Michael: So can traders be broken by the market. Have you seen some that were beyond repair?
Denise: I mean, the true answer is no, but I think that's like if I, if someone, let's just say someone looks broken, you know, I'm going to know that they have a set of feelings and emotions that probably got started by some mistake they made however long ago. And if we unravel all that or untangle the spaghetti bowl, they can get back to the part of themselves that knows what they're doing. Basically, if we respect fear, frustration, disappointment, and levels of intensity of fear, frustration, disappointment as information and we go back to that understanding, what are we feeling and why, I basically think we can solve any human performance problem, any human psychological problem. I truly do believe that.
Michael: Denise, it's often said that the only constant in markets is change. What do you see is the most significant changes in trading and markets?

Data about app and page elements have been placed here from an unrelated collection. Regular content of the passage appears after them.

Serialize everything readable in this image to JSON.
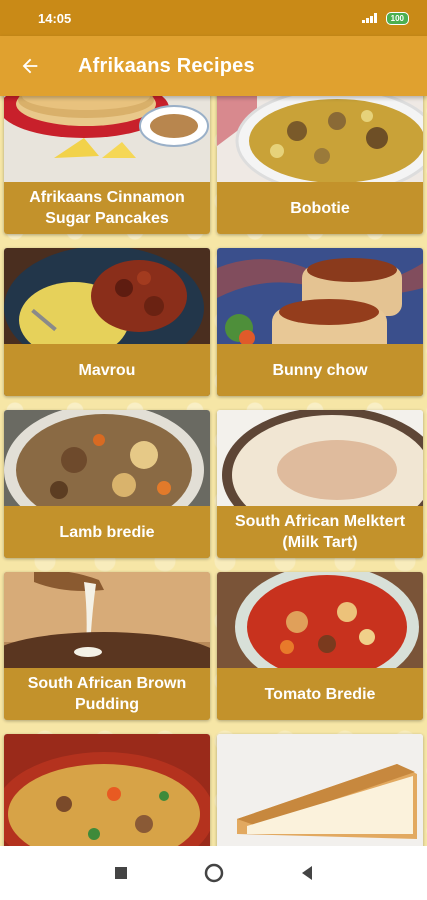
{
  "status_bar": {
    "time": "14:05",
    "battery": "100"
  },
  "app_bar": {
    "title": "Afrikaans Recipes",
    "back_icon": "arrow-left-icon"
  },
  "colors": {
    "status_bar": "#c98a17",
    "app_bar": "#e0a12f",
    "card_label": "#c3922b",
    "background": "#f6e6a6"
  },
  "recipes": [
    {
      "name": "Afrikaans Cinnamon Sugar Pancakes"
    },
    {
      "name": "Bobotie"
    },
    {
      "name": "Mavrou"
    },
    {
      "name": "Bunny chow"
    },
    {
      "name": "Lamb bredie"
    },
    {
      "name": "South African Melktert (Milk Tart)"
    },
    {
      "name": "South African Brown Pudding"
    },
    {
      "name": "Tomato Bredie"
    }
  ],
  "nav_bar": {
    "recents_icon": "square-icon",
    "home_icon": "circle-icon",
    "back_icon": "triangle-back-icon"
  }
}
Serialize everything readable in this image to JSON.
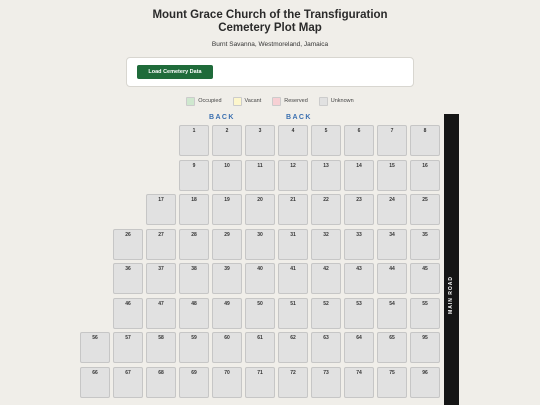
{
  "header": {
    "title_line1": "Mount Grace Church of the Transfiguration",
    "title_line2": "Cemetery Plot Map",
    "subtitle": "Burnt Savanna, Westmoreland, Jamaica"
  },
  "controls": {
    "load_label": "Load Cemetery Data"
  },
  "legend": [
    {
      "label": "Occupied",
      "color": "#cfe8cf"
    },
    {
      "label": "Vacant",
      "color": "#fdf6cc"
    },
    {
      "label": "Reserved",
      "color": "#f7d0d4"
    },
    {
      "label": "Unknown",
      "color": "#e1e1e1"
    }
  ],
  "back_labels": [
    "BACK",
    "BACK"
  ],
  "road_label": "MAIN ROAD",
  "plot_rows": [
    [
      "8",
      "7",
      "6",
      "5",
      "4",
      "3",
      "2",
      "1"
    ],
    [
      "16",
      "15",
      "14",
      "13",
      "12",
      "11",
      "10",
      "9"
    ],
    [
      "25",
      "24",
      "23",
      "22",
      "21",
      "20",
      "19",
      "18",
      "17"
    ],
    [
      "35",
      "34",
      "33",
      "32",
      "31",
      "30",
      "29",
      "28",
      "27",
      "26"
    ],
    [
      "45",
      "44",
      "43",
      "42",
      "41",
      "40",
      "39",
      "38",
      "37",
      "36"
    ],
    [
      "55",
      "54",
      "53",
      "52",
      "51",
      "50",
      "49",
      "48",
      "47",
      "46"
    ],
    [
      "95",
      "65",
      "64",
      "63",
      "62",
      "61",
      "60",
      "59",
      "58",
      "57",
      "56"
    ],
    [
      "96",
      "75",
      "74",
      "73",
      "72",
      "71",
      "70",
      "69",
      "68",
      "67",
      "66"
    ]
  ]
}
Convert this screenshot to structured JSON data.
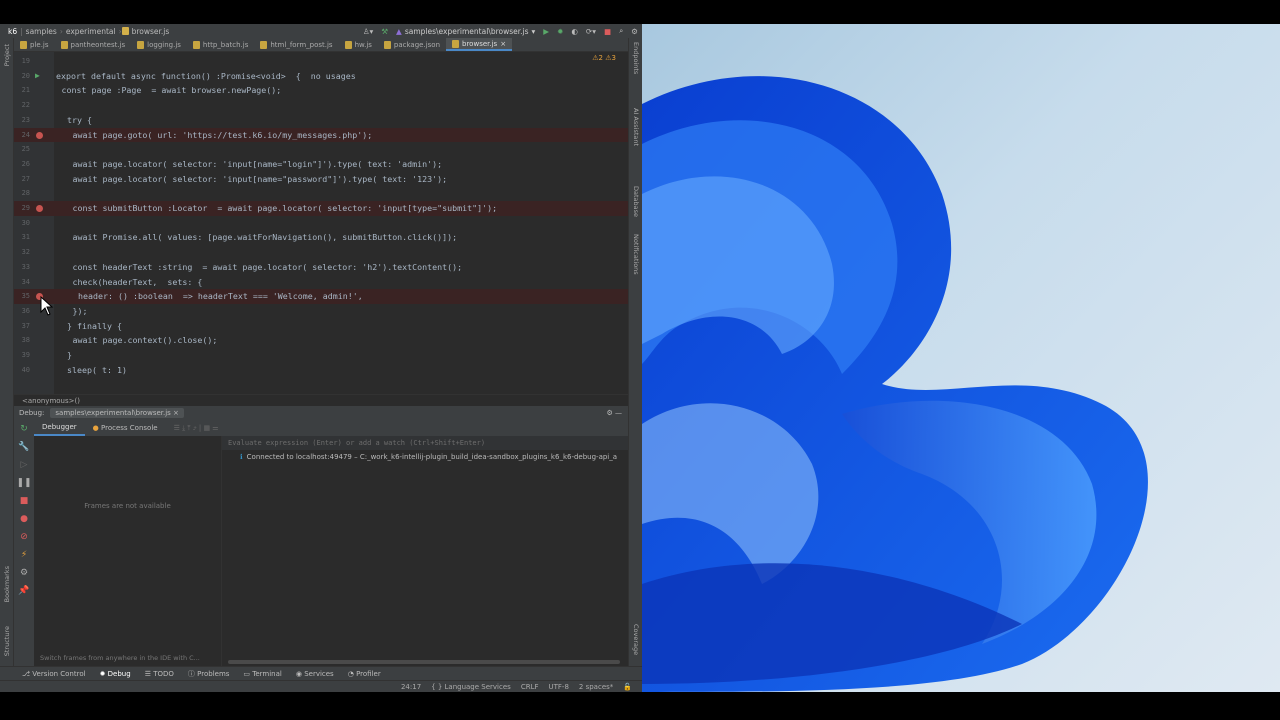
{
  "title": {
    "crumbs": [
      "k6",
      "samples",
      "experimental",
      "browser.js"
    ],
    "run_config": "samples\\experimental\\browser.js"
  },
  "tabs": [
    "ple.js",
    "pantheontest.js",
    "logging.js",
    "http_batch.js",
    "html_form_post.js",
    "hw.js",
    "package.json",
    "browser.js"
  ],
  "left_strip": {
    "project": "Project",
    "bookmarks": "Bookmarks",
    "structure": "Structure"
  },
  "right_strip": [
    "Endpoints",
    "AI Assistant",
    "Database",
    "Notifications",
    "Coverage"
  ],
  "warnings": {
    "warn": "2",
    "weak": "3"
  },
  "editor": {
    "lines": [
      {
        "n": "19",
        "html": ""
      },
      {
        "n": "20",
        "html": "export default async function() :Promise<void>  {  no usages"
      },
      {
        "n": "21",
        "html": "const page :Page  = await browser.newPage();"
      },
      {
        "n": "22",
        "html": ""
      },
      {
        "n": "23",
        "html": "try {"
      },
      {
        "n": "24",
        "html": "await page.goto( url: 'https://test.k6.io/my_messages.php');"
      },
      {
        "n": "25",
        "html": ""
      },
      {
        "n": "26",
        "html": "await page.locator( selector: 'input[name=\"login\"]').type( text: 'admin');"
      },
      {
        "n": "27",
        "html": "await page.locator( selector: 'input[name=\"password\"]').type( text: '123');"
      },
      {
        "n": "28",
        "html": ""
      },
      {
        "n": "29",
        "html": "const submitButton :Locator  = await page.locator( selector: 'input[type=\"submit\"]');"
      },
      {
        "n": "30",
        "html": ""
      },
      {
        "n": "31",
        "html": "await Promise.all( values: [page.waitForNavigation(), submitButton.click()]);"
      },
      {
        "n": "32",
        "html": ""
      },
      {
        "n": "33",
        "html": "const headerText :string  = await page.locator( selector: 'h2').textContent();"
      },
      {
        "n": "34",
        "html": "check(headerText,  sets: {"
      },
      {
        "n": "35",
        "html": "header: () :boolean  => headerText === 'Welcome, admin!',"
      },
      {
        "n": "36",
        "html": "});"
      },
      {
        "n": "37",
        "html": "} finally {"
      },
      {
        "n": "38",
        "html": "await page.context().close();"
      },
      {
        "n": "39",
        "html": "}"
      },
      {
        "n": "40",
        "html": "sleep( t: 1)"
      }
    ]
  },
  "breadcrumb": "<anonymous>()",
  "debug": {
    "label": "Debug:",
    "config": "samples\\experimental\\browser.js",
    "tab_debugger": "Debugger",
    "tab_console": "Process Console",
    "frames_empty": "Frames are not available",
    "frames_tip": "Switch frames from anywhere in the IDE with C...",
    "eval_placeholder": "Evaluate expression (Enter) or add a watch (Ctrl+Shift+Enter)",
    "connected": "Connected to localhost:49479 – C:_work_k6-intellij-plugin_build_idea-sandbox_plugins_k6_k6-debug-api_a"
  },
  "toolwindows": [
    "Version Control",
    "Debug",
    "TODO",
    "Problems",
    "Terminal",
    "Services",
    "Profiler"
  ],
  "status": {
    "pos": "24:17",
    "lang": "Language Services",
    "eol": "CRLF",
    "enc": "UTF-8",
    "indent": "2 spaces*"
  }
}
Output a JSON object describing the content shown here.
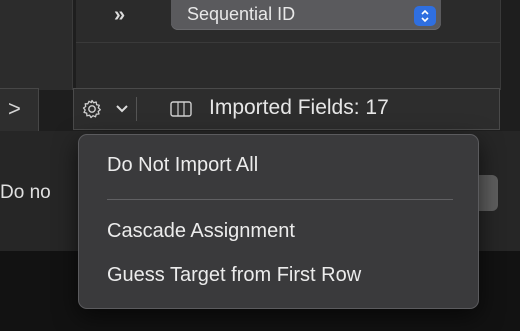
{
  "header": {
    "overflow_glyph": "»",
    "id_select": {
      "value": "Sequential ID",
      "arrows_icon": "up-down-chevron-icon",
      "accent": "#2f6fe0"
    }
  },
  "toolbar": {
    "gear_icon": "gear-icon",
    "chevron_icon": "chevron-down-icon",
    "columns_icon": "columns-icon",
    "imported_label": "Imported Fields: 17"
  },
  "left_panel": {
    "expand_glyph": ">",
    "truncated_text": "Do no"
  },
  "menu": {
    "items": [
      {
        "label": "Do Not Import All"
      },
      {
        "label": "Cascade Assignment"
      },
      {
        "label": "Guess Target from First Row"
      }
    ]
  }
}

Denise: Well, I think it's got to be the amount of money that run via algorithm. I mean, that's just, was not like that when I started in 1994-95. I mean, I have clients who still trade discretionarily and like I'm thinking of one in particular who's in a very much a tape reader, global macro trading all sorts of asset classes all over the world. But he's like, I can tell which parts of the price action are algo driven. But that's you know, that's like an extra layer of skill and sort of an extra layer of an extra layer. It's not like it used to be where like, you know, you'd get momentum going and it would keep on going, keep on going. You know, I have all these algorithms working on reversion to the mean and they jump in and stop the momentum at just the point that it would have taken off 20 years ago.

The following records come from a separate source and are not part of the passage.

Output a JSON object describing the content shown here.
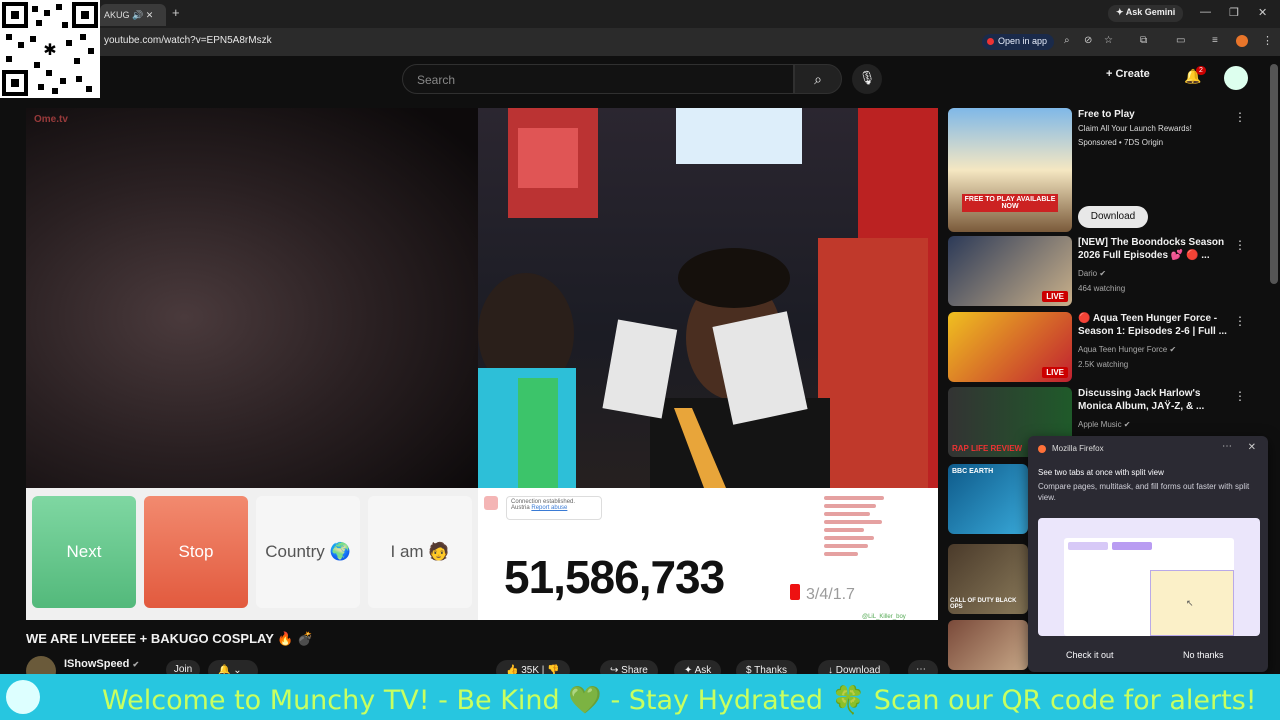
{
  "browser": {
    "tab_title": "AKUG",
    "url": "youtube.com/watch?v=EPN5A8rMszk",
    "open_in_app": "Open in app",
    "ask_gemini": "Ask Gemini"
  },
  "youtube": {
    "search_placeholder": "Search",
    "create_label": "Create",
    "notification_count": "2"
  },
  "video": {
    "ometv_logo": "Ome.tv",
    "buttons": {
      "next": "Next",
      "stop": "Stop",
      "country": "Country 🌍",
      "i_am": "I am 🧑"
    },
    "connection_text": "Connection established.",
    "connection_sub": "Austria",
    "report_abuse": "Report abuse",
    "counter": "51,586,733",
    "overlay_small": "3/4/1.7",
    "handle": "@LiL_Killer_boy"
  },
  "below_video": {
    "title": "WE ARE LIVEEEE + BAKUGO COSPLAY 🔥 💣",
    "channel": "IShowSpeed",
    "join": "Join",
    "likes": "35K",
    "share": "Share",
    "ask": "Ask",
    "thanks": "Thanks",
    "download": "Download"
  },
  "sidebar": [
    {
      "title": "Free to Play",
      "line2": "Claim All Your Launch Rewards!",
      "line3": "Sponsored • 7DS Origin",
      "button": "Download",
      "thumb_text": "FREE TO PLAY AVAILABLE NOW",
      "live": ""
    },
    {
      "title": "[NEW] The Boondocks Season 2026 Full Episodes 💕 🔴 ...",
      "line2": "Dario ✔",
      "line3": "464 watching",
      "live": "LIVE"
    },
    {
      "title": "🔴 Aqua Teen Hunger Force - Season 1: Episodes 2-6 | Full ...",
      "line2": "Aqua Teen Hunger Force ✔",
      "line3": "2.5K watching",
      "live": "LIVE"
    },
    {
      "title": "Discussing Jack Harlow's Monica Album, JAŸ-Z, & ...",
      "line2": "Apple Music ✔",
      "line3": "",
      "thumb_text": "RAP LIFE REVIEW",
      "live": ""
    },
    {
      "title": "",
      "line2": "",
      "line3": "",
      "thumb_text": "BBC EARTH",
      "live": ""
    },
    {
      "title": "",
      "line2": "",
      "line3": "",
      "thumb_text": "CALL OF DUTY BLACK OPS",
      "live": ""
    },
    {
      "title": "",
      "line2": "",
      "line3": "",
      "live": ""
    }
  ],
  "firefox_popup": {
    "app": "Mozilla Firefox",
    "title": "See two tabs at once with split view",
    "body": "Compare pages, multitask, and fill forms out faster with split view.",
    "check_it_out": "Check it out",
    "no_thanks": "No thanks"
  },
  "ticker": {
    "text": "Welcome to Munchy TV!  - Be Kind 💚  - Stay Hydrated 🍀  Scan our QR code for alerts!"
  },
  "colors": {
    "ticker_bg": "#27c6e0",
    "ticker_text": "#c8ff60",
    "next_btn": "#53b97b",
    "stop_btn": "#e25a3e",
    "live_red": "#cc0000"
  }
}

Michael: Well that sounds like a good note to leave it on Denise. Thank you very much for your time today. I'm very grateful to you for doing this and giving your full schedule.
Denise: Thank you for having me. Michael McCarthy: That was Denise Schull of New York City joining us from Hong Kong. I'm Michael McCarthy and you've been listening to The Artful Trader, Confidence Uncovered. Listen to The Artful Trader on your favourite podcast app or at theartfultraderpodcast.com join us next time.